That's actually not the case. But first let's back up a bit and explain what he's talking about. There are four different levels of coverage you can choose on the exchanges, and they're named for metals: bronze, silver, gold and platinum. Bronze plans have the lowest premiums but also the fewest benefits; platinum plans, the highest premiums and most generous benefits.
People under age 30 have another option; a basic plan that covers just preventive services and three primary care visits before deductibles are met. But the plan also covers care for a catastrophic illness or injury.
The confusion arises because the amount of subsidy someone gets is calculated based on the silver plan. But that subsidy can then be applied to any plan you want.
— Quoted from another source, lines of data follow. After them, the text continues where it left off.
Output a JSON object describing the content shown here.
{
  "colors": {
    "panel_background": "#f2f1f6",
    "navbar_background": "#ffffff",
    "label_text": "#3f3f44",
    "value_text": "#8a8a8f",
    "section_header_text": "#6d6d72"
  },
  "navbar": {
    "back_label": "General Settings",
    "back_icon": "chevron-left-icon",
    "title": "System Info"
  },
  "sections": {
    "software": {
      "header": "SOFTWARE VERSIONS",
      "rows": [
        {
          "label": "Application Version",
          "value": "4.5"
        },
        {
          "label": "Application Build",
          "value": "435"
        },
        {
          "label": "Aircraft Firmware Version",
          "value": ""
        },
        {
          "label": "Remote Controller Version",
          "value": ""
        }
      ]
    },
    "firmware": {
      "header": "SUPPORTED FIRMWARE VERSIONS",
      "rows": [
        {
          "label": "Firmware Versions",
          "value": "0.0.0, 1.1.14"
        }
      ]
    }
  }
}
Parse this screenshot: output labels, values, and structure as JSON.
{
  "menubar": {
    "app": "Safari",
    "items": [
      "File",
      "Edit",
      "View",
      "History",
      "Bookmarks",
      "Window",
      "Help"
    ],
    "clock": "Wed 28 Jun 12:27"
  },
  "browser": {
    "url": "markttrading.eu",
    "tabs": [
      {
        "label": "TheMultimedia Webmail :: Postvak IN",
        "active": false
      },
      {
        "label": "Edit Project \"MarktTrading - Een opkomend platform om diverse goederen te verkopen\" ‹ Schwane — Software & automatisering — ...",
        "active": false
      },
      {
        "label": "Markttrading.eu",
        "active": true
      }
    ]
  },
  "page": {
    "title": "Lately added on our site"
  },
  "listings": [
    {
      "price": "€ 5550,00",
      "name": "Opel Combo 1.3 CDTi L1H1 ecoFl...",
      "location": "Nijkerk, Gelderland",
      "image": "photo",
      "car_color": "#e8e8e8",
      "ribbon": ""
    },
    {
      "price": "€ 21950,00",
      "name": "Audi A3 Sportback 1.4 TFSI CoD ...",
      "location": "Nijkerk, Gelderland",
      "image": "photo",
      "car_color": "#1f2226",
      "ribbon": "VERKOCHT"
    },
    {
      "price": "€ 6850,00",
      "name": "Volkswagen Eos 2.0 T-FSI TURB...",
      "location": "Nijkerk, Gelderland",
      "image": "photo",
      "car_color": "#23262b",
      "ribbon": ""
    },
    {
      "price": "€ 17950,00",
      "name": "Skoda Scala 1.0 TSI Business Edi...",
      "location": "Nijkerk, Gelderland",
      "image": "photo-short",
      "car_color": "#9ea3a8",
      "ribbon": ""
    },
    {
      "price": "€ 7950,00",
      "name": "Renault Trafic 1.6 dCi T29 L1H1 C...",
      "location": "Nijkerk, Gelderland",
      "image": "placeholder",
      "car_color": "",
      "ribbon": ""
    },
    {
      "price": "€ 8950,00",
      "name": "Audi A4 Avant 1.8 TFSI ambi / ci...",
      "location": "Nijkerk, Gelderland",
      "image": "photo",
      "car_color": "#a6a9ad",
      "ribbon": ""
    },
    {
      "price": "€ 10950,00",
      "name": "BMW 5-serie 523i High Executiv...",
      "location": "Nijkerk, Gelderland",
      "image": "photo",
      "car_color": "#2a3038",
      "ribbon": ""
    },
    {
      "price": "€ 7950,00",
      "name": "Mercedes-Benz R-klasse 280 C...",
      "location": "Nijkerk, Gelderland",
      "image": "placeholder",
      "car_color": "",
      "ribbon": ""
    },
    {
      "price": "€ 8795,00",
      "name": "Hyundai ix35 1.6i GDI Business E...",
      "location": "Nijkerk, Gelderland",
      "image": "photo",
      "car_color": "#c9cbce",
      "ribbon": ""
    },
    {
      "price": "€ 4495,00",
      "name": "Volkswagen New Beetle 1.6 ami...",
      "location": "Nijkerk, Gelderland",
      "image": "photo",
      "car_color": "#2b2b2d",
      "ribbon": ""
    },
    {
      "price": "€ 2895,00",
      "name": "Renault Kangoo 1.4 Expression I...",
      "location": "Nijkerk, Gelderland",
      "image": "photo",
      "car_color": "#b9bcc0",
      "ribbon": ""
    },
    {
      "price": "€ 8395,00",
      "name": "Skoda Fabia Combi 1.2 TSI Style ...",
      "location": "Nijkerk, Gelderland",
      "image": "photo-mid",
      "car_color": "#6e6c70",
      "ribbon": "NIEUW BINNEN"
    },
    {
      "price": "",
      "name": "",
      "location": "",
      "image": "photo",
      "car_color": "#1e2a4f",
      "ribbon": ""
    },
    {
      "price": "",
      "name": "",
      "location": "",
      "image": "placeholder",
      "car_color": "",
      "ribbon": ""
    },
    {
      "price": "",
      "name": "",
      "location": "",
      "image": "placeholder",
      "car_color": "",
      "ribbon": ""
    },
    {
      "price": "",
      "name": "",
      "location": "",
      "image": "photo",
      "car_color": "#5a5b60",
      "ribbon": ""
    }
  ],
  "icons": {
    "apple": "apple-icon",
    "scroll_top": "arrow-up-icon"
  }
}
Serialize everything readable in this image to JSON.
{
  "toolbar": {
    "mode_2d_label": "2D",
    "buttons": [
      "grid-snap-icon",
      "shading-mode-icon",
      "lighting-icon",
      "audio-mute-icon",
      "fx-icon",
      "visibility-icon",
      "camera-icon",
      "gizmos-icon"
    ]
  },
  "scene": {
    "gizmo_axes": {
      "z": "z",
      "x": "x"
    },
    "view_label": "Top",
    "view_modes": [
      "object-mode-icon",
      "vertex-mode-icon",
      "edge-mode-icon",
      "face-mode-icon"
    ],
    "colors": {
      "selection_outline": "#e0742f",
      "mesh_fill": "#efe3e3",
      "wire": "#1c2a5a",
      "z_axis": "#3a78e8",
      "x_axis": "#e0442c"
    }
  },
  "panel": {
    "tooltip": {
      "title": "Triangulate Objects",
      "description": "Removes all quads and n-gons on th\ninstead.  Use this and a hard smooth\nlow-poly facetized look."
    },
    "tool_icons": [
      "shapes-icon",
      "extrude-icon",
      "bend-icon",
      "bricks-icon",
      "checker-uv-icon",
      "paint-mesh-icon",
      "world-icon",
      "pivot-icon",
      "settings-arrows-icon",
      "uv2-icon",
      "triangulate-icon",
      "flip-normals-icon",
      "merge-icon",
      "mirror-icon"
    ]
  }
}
For many people, that subsidy may be enough to get bronze-level coverage free.
But there's an exception to that, too. Some people will qualify for help with not just premium, but with deductibles and copays, too. That's for people with income under 2 1/2 times the poverty level, or about $23,000 for an individual. To get that extra help, you do have to buy a silver-level plan.
Jim Thomas, of Philadelphia, has a question about the law's tax penalty if people don't buy coverage. "If the person chooses to simply pay the tax and not purchase actual health insurance through the website or exchanges," he asks, "is ... [that] citizen covered for any health care expenses, such as private doctor visits or emergency room visits?"
That's easy: No. That person has chosen to remain uninsured. And therefore he or she is financially responsible for his or her own medical bills.
There is a separate federal law, called EMTALA, that requires hospitals to treat people who show up in emergency rooms. But those hospitals will send you a bill. In many cases people without insurance are also poor and can't pay those bills, and hospitals end up eating the cost. But hospitals work hard to collect what they can, so they will come after people they think might be able to pay.
Thomas also asked why people wouldn't just wait until they need the insurance to sign up. That's because in most cases you can sign up only during open enrollment periods. This first open enrollment period goes until the end of March 2014. After that, however, these open seasons will be a lot shorter, lasting only about six weeks each year.
Brian Gorman of Hoboken, N.J., has been looking at plans in his state, but he's finding a problem. "I realize that my health care plan here in New Jersey will restrict me to New Jersey doctors and be more expensive than if I were to buy a plan in New York. Is it possible for me to buy a New York state plan as a New Jersey resident?" he asks.
Not right now. At the moment you're required to sign up in the exchange for the state that matches your mailing address. There actually is a provision in the Affordable Care Act to allow something called health care choice compacts that would do exactly what Gorman is talking about. So far, seven states have passed legislation that could allow health insurance policies to be sold across state lines. But none of those states has taken the necessary steps to let this happen. So right now you have to stay in your home state.
But insurance plans can and do include doctors and hospitals in other states, particularly in areas located near a state border.
Finally, Ruth Ahrens of Lubec, Maine, asks a question relevant to everyone trying to use the balky HealthCare.gov website: "How are people obtaining the paper applications?"
There are several ways to get a paper application. One of them is actually from the much-maligned HealthCare.gov website. On the home page there are now four icons that have replaced the photo of the smiling lady no one was ever able to identify. One of those icons connects to the paper application. Operators at the HealthCare.gov call center (1-800-318-2596) can also provide paper applications, as can health care navigators or assisters. They are usually affiliated with local civic or health organizations such as community health centers or hospitals.